Required work. Scan the listing below for the word "offset", then copy each line that has it.

Provided information.
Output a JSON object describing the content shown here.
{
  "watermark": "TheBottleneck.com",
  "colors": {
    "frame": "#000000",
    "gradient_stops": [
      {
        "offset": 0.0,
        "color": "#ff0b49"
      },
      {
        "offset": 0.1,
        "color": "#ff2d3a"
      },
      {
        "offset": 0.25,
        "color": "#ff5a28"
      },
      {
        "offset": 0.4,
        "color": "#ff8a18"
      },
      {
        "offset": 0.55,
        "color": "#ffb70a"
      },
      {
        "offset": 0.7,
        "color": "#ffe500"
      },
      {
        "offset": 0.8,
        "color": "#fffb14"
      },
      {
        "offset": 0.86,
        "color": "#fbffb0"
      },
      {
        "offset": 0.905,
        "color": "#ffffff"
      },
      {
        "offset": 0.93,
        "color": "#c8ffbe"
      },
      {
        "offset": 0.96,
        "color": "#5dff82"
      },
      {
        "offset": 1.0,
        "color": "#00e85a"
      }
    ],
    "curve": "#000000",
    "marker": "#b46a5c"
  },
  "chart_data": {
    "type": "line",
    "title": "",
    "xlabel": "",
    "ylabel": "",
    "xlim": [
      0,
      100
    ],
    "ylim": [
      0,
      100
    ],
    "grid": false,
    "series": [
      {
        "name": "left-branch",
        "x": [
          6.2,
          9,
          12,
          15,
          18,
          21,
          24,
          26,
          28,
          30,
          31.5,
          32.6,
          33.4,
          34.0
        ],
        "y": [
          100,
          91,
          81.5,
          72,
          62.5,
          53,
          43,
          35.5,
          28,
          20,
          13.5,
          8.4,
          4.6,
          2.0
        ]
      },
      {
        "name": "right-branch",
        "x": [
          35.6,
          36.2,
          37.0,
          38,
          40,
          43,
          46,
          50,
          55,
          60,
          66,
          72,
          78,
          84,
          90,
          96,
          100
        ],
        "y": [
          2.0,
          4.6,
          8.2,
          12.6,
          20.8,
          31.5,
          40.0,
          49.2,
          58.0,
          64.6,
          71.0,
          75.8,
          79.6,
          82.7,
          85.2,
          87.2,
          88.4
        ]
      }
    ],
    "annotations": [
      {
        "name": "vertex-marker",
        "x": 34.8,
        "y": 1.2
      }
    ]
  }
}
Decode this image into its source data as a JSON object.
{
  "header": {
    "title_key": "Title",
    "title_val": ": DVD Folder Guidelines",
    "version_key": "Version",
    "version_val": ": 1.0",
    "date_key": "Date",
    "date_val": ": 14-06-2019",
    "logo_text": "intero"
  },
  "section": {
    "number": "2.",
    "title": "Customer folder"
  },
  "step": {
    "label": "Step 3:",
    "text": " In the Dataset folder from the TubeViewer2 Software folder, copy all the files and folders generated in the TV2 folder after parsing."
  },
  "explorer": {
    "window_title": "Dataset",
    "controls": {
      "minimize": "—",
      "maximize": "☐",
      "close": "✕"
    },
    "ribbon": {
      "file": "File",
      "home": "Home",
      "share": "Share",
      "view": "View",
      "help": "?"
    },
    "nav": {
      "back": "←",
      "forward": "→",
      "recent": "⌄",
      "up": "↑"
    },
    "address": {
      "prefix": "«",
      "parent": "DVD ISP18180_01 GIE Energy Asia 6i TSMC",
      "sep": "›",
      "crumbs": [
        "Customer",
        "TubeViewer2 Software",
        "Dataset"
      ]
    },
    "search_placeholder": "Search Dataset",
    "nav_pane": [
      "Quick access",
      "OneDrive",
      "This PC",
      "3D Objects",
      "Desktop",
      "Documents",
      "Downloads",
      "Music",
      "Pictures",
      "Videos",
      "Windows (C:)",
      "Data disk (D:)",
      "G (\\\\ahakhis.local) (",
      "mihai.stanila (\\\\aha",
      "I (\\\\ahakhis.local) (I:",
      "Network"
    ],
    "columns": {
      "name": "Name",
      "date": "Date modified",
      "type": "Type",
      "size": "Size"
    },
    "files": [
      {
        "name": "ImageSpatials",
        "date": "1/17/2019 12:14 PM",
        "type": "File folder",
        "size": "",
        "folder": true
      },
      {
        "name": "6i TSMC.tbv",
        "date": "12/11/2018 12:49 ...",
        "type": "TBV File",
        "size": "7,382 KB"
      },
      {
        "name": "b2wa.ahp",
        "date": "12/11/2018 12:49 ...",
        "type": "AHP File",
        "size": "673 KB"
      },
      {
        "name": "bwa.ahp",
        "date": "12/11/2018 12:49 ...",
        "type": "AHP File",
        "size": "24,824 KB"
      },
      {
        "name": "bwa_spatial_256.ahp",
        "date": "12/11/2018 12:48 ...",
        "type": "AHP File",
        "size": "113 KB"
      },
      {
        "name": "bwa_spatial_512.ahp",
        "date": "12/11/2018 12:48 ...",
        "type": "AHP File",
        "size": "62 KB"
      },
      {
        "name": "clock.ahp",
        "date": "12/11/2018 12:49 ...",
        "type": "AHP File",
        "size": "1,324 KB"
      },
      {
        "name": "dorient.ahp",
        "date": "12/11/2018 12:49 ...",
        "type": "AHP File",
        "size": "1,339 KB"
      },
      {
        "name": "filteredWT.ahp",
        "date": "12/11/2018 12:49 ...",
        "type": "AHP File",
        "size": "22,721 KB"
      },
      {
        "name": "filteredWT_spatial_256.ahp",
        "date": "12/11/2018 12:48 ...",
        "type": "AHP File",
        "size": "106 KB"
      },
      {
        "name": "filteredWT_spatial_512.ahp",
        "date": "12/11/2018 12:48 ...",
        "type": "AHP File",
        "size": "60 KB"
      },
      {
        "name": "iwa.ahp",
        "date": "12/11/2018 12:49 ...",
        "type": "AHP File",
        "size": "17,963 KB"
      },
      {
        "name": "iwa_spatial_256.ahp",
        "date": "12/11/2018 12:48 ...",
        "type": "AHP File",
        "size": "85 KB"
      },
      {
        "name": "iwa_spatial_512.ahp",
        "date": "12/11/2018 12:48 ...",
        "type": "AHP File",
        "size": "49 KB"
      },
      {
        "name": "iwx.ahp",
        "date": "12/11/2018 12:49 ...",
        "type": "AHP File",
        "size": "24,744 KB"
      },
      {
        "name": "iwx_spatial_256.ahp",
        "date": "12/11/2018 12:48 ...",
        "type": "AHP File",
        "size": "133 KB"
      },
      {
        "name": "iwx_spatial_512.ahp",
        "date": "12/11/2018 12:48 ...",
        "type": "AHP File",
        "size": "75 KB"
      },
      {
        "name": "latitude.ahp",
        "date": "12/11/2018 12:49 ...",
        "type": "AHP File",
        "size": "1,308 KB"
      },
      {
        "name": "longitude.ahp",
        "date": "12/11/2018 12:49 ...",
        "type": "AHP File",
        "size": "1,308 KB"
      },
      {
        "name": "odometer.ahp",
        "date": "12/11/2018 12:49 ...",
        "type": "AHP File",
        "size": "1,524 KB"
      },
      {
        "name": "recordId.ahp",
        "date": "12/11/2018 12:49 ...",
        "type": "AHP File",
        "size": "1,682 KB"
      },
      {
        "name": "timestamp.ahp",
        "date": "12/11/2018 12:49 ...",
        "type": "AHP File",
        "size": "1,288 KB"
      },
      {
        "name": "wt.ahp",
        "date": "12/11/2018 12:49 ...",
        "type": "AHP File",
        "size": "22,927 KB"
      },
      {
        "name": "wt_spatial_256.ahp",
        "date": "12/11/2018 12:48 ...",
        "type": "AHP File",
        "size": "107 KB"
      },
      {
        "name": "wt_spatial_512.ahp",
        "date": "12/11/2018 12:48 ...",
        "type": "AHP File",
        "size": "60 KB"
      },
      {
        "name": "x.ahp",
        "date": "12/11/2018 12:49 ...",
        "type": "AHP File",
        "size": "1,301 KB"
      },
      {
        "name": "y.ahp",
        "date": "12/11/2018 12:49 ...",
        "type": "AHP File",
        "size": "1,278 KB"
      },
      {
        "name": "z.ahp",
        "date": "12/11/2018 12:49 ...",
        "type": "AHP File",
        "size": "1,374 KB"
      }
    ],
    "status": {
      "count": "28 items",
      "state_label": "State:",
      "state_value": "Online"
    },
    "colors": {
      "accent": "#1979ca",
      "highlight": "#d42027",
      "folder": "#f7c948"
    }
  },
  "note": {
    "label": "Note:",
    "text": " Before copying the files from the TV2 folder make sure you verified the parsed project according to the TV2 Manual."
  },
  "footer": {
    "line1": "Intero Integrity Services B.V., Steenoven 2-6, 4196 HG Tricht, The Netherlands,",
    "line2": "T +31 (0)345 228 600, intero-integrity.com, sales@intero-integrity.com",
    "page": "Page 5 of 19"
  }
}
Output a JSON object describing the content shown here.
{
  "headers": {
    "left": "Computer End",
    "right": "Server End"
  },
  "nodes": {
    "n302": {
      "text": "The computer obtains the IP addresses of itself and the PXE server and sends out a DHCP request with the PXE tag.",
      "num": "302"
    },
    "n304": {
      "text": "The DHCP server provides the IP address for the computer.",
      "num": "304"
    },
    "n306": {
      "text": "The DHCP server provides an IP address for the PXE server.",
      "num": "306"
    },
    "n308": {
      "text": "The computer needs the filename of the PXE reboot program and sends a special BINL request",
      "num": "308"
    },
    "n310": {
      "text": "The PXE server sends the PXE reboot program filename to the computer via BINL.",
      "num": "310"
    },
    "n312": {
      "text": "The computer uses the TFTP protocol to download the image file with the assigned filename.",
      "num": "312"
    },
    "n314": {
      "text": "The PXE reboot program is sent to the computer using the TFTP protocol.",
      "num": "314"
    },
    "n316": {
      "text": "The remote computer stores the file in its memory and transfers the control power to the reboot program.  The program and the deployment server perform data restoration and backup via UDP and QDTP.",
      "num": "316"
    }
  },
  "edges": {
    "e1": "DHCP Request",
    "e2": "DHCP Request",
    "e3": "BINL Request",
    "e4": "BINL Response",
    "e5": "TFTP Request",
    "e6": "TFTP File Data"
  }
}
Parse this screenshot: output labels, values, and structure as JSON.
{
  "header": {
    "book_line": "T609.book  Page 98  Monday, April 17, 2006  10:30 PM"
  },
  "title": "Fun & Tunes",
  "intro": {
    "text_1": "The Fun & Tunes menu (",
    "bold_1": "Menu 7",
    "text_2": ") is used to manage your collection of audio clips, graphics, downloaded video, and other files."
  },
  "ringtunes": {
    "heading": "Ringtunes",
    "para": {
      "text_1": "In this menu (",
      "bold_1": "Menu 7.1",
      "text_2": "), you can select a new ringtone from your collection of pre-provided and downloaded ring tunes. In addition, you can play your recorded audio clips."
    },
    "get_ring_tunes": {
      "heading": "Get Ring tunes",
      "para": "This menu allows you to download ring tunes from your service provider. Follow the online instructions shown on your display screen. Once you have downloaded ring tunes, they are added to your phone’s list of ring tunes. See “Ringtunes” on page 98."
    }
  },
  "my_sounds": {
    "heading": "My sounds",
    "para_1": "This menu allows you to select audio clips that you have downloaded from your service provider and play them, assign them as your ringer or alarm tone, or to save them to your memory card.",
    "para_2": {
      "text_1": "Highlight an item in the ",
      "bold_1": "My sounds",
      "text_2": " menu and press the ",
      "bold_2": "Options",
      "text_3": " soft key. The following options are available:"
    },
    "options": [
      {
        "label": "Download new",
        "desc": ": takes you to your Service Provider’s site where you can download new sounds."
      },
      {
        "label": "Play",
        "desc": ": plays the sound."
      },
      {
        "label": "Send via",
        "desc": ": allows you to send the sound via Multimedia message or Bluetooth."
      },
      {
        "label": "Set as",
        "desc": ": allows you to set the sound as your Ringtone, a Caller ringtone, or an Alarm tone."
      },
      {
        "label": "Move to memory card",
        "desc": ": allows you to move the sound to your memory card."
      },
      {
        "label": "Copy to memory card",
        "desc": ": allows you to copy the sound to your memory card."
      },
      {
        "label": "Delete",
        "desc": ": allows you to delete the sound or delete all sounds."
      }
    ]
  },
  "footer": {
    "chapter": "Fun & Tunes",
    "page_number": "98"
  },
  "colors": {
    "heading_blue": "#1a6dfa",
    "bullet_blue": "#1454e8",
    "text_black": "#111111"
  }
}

Answer for the task.
        "offset": 0.0,
        "offset": 0.1,
        "offset": 0.25,
        "offset": 0.4,
        "offset": 0.55,
        "offset": 0.7,
        "offset": 0.8,
        "offset": 0.86,
        "offset": 0.905,
        "offset": 0.93,
        "offset": 0.96,
        "offset": 1.0,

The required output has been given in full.